Mom is always talking about “no double carbs!” which is a principle to which she adheres inconsistently, but I was kind of jammed on a side dish. Everyone says “potato chips,” but with the bread, that’s a double-carb. I wanted to find a healthier option. My googling led me to this— Mom doesn’t like hot and cold together, so I was looking for a warm vegetable salad. I found this one, which is also double carbs, but it’s an intriguing spin on potato salad. It’s also pretty red pepper heavy, which had me thinking about ways to round down, there. My mom likes them less than I do, and I worried that they’d combine to disrupt her enjoyment overall. Between the two recipes, it called for five to six red peppers. I bought two red and one orange, and threw a couple of overripe tomatoes into the CrockPot to offset the reduction in volume (with the onions). I put the orange roasted pepper in the salad and 1 1/2 of the red peppers in the beef and the remaining half roasted red pepper into the salad.

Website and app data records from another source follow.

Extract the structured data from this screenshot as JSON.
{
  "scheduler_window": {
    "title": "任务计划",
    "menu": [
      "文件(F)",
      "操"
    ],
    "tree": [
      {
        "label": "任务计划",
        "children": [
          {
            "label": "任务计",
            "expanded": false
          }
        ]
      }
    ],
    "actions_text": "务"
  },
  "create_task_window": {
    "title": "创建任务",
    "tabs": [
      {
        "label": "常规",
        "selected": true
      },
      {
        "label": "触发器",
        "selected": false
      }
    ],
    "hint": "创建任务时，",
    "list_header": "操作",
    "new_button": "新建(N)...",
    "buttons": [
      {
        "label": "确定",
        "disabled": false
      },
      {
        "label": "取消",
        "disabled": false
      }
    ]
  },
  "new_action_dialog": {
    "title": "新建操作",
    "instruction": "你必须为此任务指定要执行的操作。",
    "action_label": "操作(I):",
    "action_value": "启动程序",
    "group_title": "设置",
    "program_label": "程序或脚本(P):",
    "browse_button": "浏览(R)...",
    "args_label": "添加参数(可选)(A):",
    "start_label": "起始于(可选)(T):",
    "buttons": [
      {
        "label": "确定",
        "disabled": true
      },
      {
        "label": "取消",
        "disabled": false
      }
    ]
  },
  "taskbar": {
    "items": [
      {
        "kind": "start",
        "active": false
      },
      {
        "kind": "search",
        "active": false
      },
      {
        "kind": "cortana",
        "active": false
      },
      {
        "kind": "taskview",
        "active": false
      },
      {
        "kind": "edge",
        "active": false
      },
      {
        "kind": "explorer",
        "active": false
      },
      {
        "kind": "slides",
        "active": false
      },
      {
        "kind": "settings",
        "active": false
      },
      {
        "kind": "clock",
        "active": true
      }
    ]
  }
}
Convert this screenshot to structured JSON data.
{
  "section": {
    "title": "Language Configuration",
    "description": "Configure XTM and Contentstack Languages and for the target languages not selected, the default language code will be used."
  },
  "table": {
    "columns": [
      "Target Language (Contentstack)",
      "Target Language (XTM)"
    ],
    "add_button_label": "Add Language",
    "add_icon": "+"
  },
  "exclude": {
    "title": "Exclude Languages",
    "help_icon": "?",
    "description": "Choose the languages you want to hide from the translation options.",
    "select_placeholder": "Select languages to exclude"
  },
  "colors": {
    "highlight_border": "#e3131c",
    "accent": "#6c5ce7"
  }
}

I used rice vinegar instead of white wine vinegar, because I had it on hand, and I did zest of a past-due lime with bottled lemon juice, which worked out fine.
I cooked the potatoes and green beans more than I would like, because that’s how mom likes her vegetables. The salad was warm and simultaneously fresh and interesting. I liked it, and mom (who has not been much for some of the salads I’ve enjoyed) saw a lot of potential for it, and kept saying “this would be really good with fried chicken and x and y” and listing favorite meals.
I toasted ciabatta rolls with a slice of provolone on each side. It was good to up the crusty factor of the bread and simultaneously provide a barrier, with the cheese, that prevented a very juicy filling from making the bread soggy. There was definitely enough liquid that I could have served it with jus, and the jus was definitely a great part of it, with the tang of the pickled veg and the faint flavor of the miso.
I think the best thing about it was that it was an offbeat choice. I don’t do a lot of dinner sandwiches, so it was a little unexpected, and we’re enjoying warm weather, so it was nice to do something a little less comprehensive than most winter meals.